“I learned the best financial lessons from my mom, who was a diligent worker and contributor to our family. She believed in paying off all credit cards the month in which the money was spent. She was also an early adopter of online banking, which helped optimize and speed up the way our family paid checks, deposited money, and tracked expenses and income. Through my mom’s attention to and organization of bills and payments, I learned the importance of prudent money management that carried over into my adult years. I hope to pass the same lessons along to my sons!”

15. Elizabeth, 28

“My mother was always very good with money, as she handled my parent’s business finances. Her tips were: 1) Always pay your credit cards every month! There’s a lot of benefits to using credit cards — such as earning cash back or points — but those benefits are quickly a loss if you don’t pay your credit card every month. Today, I use credit cards exclusively and have earned several free vacations through points — and make sure I pay the bill every month! 2) Always have your own emergency fund, especially if you take time from your career to be a caretaker. Although many households combine their incomes, an alternative is to set up a new joint account and each keep money in a ‘rainy day’ account. This way, you can have money available for surprise gifts or in case of emergency.”

16. Michele, 52

“My mother’s guidance was to always live far below means, not so much to have a nest egg, but because it cures us of the faux notion of money providing happiness. She grew up in an orphanage, and while she encountered hardship, she learned sewing skills in abusive child labor that she turned into her own small empire as a seamstress for the biggest stores, such as Strawbridge & Clothier and Macy’s (of the time).”

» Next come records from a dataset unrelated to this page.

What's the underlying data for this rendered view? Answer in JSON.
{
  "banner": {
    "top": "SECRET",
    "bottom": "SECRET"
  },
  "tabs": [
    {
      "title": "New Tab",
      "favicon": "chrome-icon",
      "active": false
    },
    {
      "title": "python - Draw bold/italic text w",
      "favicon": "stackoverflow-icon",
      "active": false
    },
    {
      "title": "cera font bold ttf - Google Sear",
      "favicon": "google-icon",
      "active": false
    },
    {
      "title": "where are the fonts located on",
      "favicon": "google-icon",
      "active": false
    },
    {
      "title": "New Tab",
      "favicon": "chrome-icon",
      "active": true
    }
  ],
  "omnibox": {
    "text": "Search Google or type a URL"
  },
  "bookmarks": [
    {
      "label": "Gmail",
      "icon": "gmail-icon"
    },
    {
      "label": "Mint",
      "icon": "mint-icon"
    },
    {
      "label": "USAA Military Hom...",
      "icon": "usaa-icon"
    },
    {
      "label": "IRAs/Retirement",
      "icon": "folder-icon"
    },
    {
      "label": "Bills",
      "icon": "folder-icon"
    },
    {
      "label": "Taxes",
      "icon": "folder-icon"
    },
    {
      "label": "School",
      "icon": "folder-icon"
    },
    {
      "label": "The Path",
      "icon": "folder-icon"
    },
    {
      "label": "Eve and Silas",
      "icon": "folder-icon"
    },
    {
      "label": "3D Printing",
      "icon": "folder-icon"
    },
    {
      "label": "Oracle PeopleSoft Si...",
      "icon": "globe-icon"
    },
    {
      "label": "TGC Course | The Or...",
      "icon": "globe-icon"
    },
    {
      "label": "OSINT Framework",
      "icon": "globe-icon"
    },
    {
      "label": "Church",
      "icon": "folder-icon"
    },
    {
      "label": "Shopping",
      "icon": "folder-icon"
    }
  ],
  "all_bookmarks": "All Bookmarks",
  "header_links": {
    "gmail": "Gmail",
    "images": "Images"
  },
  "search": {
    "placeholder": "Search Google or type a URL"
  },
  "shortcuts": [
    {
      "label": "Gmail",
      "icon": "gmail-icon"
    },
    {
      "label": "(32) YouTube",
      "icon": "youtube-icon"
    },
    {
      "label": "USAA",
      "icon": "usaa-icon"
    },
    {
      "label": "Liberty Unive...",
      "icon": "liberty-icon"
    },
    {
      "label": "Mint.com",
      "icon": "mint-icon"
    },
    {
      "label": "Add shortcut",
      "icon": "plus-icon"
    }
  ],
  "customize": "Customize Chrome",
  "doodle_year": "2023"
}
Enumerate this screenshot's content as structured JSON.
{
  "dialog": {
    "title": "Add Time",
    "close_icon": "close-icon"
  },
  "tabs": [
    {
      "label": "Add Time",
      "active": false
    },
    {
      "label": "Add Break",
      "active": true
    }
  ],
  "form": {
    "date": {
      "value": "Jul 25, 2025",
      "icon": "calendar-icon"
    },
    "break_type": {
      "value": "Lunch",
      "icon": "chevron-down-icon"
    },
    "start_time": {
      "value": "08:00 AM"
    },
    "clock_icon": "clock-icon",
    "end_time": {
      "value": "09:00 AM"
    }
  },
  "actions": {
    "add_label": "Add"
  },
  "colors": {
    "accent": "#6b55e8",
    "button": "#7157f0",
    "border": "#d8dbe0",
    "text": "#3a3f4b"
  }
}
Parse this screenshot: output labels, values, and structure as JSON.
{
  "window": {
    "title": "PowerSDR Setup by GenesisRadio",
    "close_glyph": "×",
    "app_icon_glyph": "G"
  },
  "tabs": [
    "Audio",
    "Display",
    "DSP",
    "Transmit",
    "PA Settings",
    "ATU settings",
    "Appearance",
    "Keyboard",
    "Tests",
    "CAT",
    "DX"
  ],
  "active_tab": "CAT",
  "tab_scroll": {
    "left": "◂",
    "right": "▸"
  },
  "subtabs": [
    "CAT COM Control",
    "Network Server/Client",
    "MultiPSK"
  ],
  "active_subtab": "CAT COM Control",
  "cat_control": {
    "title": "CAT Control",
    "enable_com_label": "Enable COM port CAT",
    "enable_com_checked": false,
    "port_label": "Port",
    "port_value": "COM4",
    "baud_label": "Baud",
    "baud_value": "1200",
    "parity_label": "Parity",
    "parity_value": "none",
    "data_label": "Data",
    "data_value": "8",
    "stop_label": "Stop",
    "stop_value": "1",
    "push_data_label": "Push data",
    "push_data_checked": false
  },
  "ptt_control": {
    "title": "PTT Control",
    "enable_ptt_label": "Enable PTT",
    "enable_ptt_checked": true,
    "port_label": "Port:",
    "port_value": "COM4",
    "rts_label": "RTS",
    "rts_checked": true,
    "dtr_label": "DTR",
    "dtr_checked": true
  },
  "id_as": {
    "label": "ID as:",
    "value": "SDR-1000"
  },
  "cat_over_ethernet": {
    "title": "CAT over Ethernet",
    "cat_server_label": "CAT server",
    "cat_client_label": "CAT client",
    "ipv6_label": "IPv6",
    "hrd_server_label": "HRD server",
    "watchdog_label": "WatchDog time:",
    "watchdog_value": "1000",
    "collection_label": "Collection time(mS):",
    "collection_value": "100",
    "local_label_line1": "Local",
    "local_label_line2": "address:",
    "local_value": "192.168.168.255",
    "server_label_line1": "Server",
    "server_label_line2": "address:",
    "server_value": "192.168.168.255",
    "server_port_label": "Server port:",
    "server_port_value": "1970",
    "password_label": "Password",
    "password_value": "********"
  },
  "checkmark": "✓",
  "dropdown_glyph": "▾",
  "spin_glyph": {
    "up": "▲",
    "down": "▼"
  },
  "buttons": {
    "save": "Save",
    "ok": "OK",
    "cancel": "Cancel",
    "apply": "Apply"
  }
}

Now, it’s *your* turn. What’s the biggest financial tip you learned from *your* mom? Let us know below!